On the occasion of the International Zero Tolerance Against Female Genital Mutilation (FGM) Day, the Ethiopian Human Rights Commission (EHRC) calls for implementation of national plans aiming to eliminate this harmful traditional practice (HTP) and all forms of violence against women and girls to not lose pace. An EHRC assessment carried out in November 2020 found that the COVID-19 pandemic may have led to an increase of HTP prevalence nationwide and to a slowdown of actions deriving from country level plans to prevent FGM and early marriage. Although FGM is still practiced in all regions of Ethiopia, in Somali, Afar, Southern Nations Nationalities and Peoples’ (SNNPR) as well as Gambella regions, the rate of reduction of its prevalence is negligible.
The draft 10-year national development plan (2021-2030), still under review, targets complete country wide elimination of FGM and early marriage by 2030. However, on the one hand, this is not aligned with the National Roadmap to Eliminate Early Marriage and FGM which plans to do so by 2025. Moreover, a study carried out by the UN International Children’s Emergency Fund (UNICEF), shows that the efforts over past 15 years in this regard need to be multiplied by a factor of at least 13 if the Roadmap’s goals are to be met.
On the other hand, the baseline used in the draft 10-year national, putting the prevalence at 6.4% based on a 2017/2018 data, when more recent data, aligned with the end of the Growth and Transformation Plan II implementation period, is not available, may skew achievement results.
Nationwide plans to eliminate all forms of violence and HTP against women and girls need to be evidence based and must rely on strong coordination. Rigorous studies and assessments are needed in terms of identifying the real impact of COVID-19 on HTP and gender-based violence.

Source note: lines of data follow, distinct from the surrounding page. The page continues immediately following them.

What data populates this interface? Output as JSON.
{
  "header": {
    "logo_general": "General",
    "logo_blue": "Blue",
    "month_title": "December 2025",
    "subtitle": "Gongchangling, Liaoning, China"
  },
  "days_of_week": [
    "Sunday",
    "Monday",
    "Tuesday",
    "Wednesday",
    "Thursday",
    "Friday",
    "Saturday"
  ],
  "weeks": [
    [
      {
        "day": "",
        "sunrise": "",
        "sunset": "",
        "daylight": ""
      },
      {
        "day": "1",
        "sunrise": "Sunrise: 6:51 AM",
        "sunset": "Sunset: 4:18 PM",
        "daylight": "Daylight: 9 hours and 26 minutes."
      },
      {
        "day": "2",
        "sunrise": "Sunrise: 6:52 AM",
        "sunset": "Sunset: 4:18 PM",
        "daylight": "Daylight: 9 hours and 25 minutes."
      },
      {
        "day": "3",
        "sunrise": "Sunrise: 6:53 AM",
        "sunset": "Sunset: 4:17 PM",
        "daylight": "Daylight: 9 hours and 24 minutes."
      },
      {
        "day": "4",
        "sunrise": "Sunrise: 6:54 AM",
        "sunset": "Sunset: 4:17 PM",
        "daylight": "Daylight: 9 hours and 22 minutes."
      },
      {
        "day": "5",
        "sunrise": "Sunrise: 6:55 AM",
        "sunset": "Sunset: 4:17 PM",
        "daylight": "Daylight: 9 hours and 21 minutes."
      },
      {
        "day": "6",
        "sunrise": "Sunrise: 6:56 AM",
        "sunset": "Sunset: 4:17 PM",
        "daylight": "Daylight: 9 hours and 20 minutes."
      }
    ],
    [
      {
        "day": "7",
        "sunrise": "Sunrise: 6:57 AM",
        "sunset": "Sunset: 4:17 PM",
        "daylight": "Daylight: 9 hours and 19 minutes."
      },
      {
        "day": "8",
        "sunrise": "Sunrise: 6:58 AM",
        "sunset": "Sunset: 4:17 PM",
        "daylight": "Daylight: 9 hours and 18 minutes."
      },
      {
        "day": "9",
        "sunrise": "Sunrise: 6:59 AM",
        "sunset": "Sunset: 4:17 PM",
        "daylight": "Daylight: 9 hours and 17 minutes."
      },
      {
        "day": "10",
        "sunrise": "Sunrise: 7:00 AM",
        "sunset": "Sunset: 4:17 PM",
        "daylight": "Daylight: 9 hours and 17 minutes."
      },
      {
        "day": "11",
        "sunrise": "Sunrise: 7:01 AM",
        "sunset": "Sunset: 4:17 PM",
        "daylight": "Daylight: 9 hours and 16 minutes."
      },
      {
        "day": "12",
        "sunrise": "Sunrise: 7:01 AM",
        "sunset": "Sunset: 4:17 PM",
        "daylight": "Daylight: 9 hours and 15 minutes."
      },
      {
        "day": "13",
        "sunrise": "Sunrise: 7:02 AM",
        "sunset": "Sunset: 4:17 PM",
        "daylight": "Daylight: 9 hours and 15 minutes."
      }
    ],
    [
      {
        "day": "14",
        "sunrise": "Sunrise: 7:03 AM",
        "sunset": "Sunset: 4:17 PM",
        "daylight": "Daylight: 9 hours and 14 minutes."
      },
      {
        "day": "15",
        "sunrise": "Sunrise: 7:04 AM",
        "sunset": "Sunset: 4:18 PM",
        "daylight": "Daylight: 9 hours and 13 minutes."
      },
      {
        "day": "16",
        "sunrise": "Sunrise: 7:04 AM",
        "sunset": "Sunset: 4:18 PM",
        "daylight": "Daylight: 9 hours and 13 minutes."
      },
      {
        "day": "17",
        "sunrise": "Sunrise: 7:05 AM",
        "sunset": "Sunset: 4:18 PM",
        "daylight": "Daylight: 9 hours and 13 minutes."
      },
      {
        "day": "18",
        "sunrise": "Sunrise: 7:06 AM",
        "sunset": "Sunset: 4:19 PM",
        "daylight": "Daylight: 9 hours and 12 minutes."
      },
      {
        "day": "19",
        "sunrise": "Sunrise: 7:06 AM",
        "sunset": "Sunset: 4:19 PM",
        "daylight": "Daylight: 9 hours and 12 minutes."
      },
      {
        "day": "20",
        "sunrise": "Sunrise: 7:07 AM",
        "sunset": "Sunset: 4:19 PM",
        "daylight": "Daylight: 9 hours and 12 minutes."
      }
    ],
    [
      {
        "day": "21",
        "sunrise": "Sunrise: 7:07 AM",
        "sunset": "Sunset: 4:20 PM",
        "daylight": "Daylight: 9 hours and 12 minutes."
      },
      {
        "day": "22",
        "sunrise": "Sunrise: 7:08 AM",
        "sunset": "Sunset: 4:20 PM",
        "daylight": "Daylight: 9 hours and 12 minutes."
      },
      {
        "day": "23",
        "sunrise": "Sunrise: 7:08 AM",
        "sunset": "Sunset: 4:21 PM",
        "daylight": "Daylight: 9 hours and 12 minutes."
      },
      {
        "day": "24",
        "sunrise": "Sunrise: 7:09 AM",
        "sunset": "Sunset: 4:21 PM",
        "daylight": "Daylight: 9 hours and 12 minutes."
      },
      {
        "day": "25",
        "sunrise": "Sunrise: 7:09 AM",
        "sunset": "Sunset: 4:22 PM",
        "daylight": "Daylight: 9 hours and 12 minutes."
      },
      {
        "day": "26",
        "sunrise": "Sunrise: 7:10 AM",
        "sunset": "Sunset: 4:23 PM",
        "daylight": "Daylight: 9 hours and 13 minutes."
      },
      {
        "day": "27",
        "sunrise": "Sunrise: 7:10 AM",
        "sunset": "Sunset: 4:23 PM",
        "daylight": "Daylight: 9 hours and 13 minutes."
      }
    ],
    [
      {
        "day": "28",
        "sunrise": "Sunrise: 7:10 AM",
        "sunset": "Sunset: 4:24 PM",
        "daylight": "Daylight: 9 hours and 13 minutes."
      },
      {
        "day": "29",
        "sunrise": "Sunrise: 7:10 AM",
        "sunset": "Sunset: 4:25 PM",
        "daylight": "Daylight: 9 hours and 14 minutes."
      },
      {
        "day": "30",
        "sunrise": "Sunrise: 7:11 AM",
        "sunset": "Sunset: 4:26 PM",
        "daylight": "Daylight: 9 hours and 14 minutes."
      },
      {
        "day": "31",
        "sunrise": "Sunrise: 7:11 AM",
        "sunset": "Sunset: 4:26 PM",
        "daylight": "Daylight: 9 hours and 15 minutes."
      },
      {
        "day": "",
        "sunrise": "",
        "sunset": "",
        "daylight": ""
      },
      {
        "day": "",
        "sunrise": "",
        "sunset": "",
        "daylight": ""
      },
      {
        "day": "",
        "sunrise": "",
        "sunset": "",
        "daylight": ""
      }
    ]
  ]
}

The EHRC assessment also shows that local administrative structures are often not sufficiently aware of plans designed for country wide implementation and that the lack of detailed actions plans at these levels further contributes to stall progress. Plans to eliminate HTP are often disregarded from budget allocations and there is still a long way to go in terms of ensuring participation of civic societies working on the issue. This may continue to hinder the realization of national goals and plans on the subject.